“As the project evolved, that was when Farukh began to look at how he might be able to integrate some new technology,” Hennig said. “He was able to bring a really formidable team from across the country of different companies that operate in the smart building technology space. Fort Worth really became a working laboratory for smart building technology.”
That led to the city adjusting its practices for how it would permit and inspect a building that was different from anything it’s ever seen, he said.
“Instead of having a backup generator that runs on diesel, we were able to work with him to allow and permit lithium-ion batteries, similar to Tesla, to run the power backup,” Hennig said. “This is something that had never been done before, that the city had never permitted before. The benefit of all of this is that it really caused the city to grow its practices right alongside this project. Fort Worth, Texas, is as well-equipped as any city in the country to be able to work with and really permit this type of building.”
Who it helps
The system saves money, is good for the environment and is safer for the staff, Aslam said. It also is not any more expensive to install.
“People can come and stay here, and they don’t notice anything different,” Aslam said. “We are proving to you that your lives can be as normal as you’re used to. All the lights would come on, you open the minibar you can get a chilled water out — nothing will change.”
Using Sinclair Digital’s system is less expensive than using traditional alternative current power, Aslam said.
But it is not just about the money. The system also is sustainable and can cause a significant decrease in carbon footprints.
“Global warming is a real issue; in the last two weeks the heatwave in the West Coast and Canada is very scary,” Aslam said. “The Biden administration is pushing very hard on cutting down carbon footprints.”
It also is safer. By using low voltage power, Aslam said, the days of having to child-proof outlets will be gone because there will not be a risk of the children getting shocked.
In the hotel, the system is safer for the maintenance workers, because they do not have to worry about getting electrocuted with a low-voltage system.
The future of power
The ease, affordability and sustainability of the system all lead Aslam to believe it will only grow from here.
“We think this technology has been overlooked,” he said. “It existed, but nobody thought about using it this way. I think it’s going to take off. It’s already taking off on a big scale.”
Large companies like Microsoft, Pfizer and Google are using the LED lighting system in new facilities they are building, he said. But Aslam also thinks this technology is the future of air conditioning, televisions and all appliances.

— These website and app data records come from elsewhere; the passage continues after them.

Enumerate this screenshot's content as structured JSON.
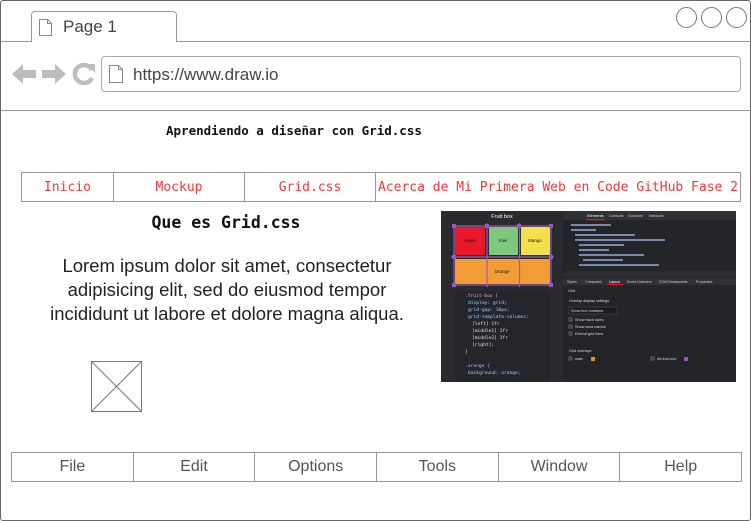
{
  "browser": {
    "tab_label": "Page 1",
    "url": "https://www.draw.io",
    "icons": [
      "back-arrow-icon",
      "forward-arrow-icon",
      "reload-icon",
      "page-icon"
    ]
  },
  "page": {
    "heading": "Aprendiendo a diseñar con Grid.css",
    "nav": [
      "Inicio",
      "Mockup",
      "Grid.css",
      "Acerca de Mi Primera Web en Code GitHub Fase 2"
    ],
    "section_title": "Que es Grid.css",
    "paragraph": "Lorem ipsum dolor sit amet, consectetur adipisicing elit, sed do eiusmod tempor incididunt ut labore et dolore magna aliqua.",
    "screenshot": {
      "title": "Fruit box",
      "cells": [
        "Apple",
        "Kiwi",
        "Mango",
        "Orange"
      ],
      "devtools_tabs": [
        "Elements",
        "Console",
        "Sources",
        "Network"
      ],
      "code": [
        ".fruit-box {",
        "display: grid;",
        "grid-gap: 10px;",
        "grid-template-columns:",
        "[left] 1fr",
        "[middle1] 1fr",
        "[middle2] 1fr",
        "[right];",
        "}",
        ".orange {",
        "background: orange;"
      ],
      "panel_tabs": [
        "Styles",
        "Computed",
        "Layout",
        "Event Listeners",
        "DOM Breakpoints",
        "Properties"
      ],
      "panel": {
        "section": "Grid",
        "overlay_settings": "Overlay display settings",
        "select_value": "Show line numbers",
        "checkboxes": [
          "Show track sizes",
          "Show area names",
          "Extend grid lines"
        ],
        "overlay": "Grid overlays",
        "overlay_items": [
          "main",
          "div.fruit-box"
        ]
      }
    }
  },
  "menu": [
    "File",
    "Edit",
    "Options",
    "Tools",
    "Window",
    "Help"
  ],
  "colors": {
    "nav_text": "#ff3333",
    "apple": "#e8182b",
    "kiwi": "#7ec87e",
    "mango": "#f4e04d",
    "orange": "#f39c35",
    "grid_overlay": "#9b59b6"
  }
}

“I think it’ll get accepted at an exponential rate,” Aslam said. “This was the best thing we did: install it in a Sinclair Marriott Hotel.”
Kristen Barton is an enterprise reporter for the Fort Worth Report. Contact her at firstname.lastname@example.org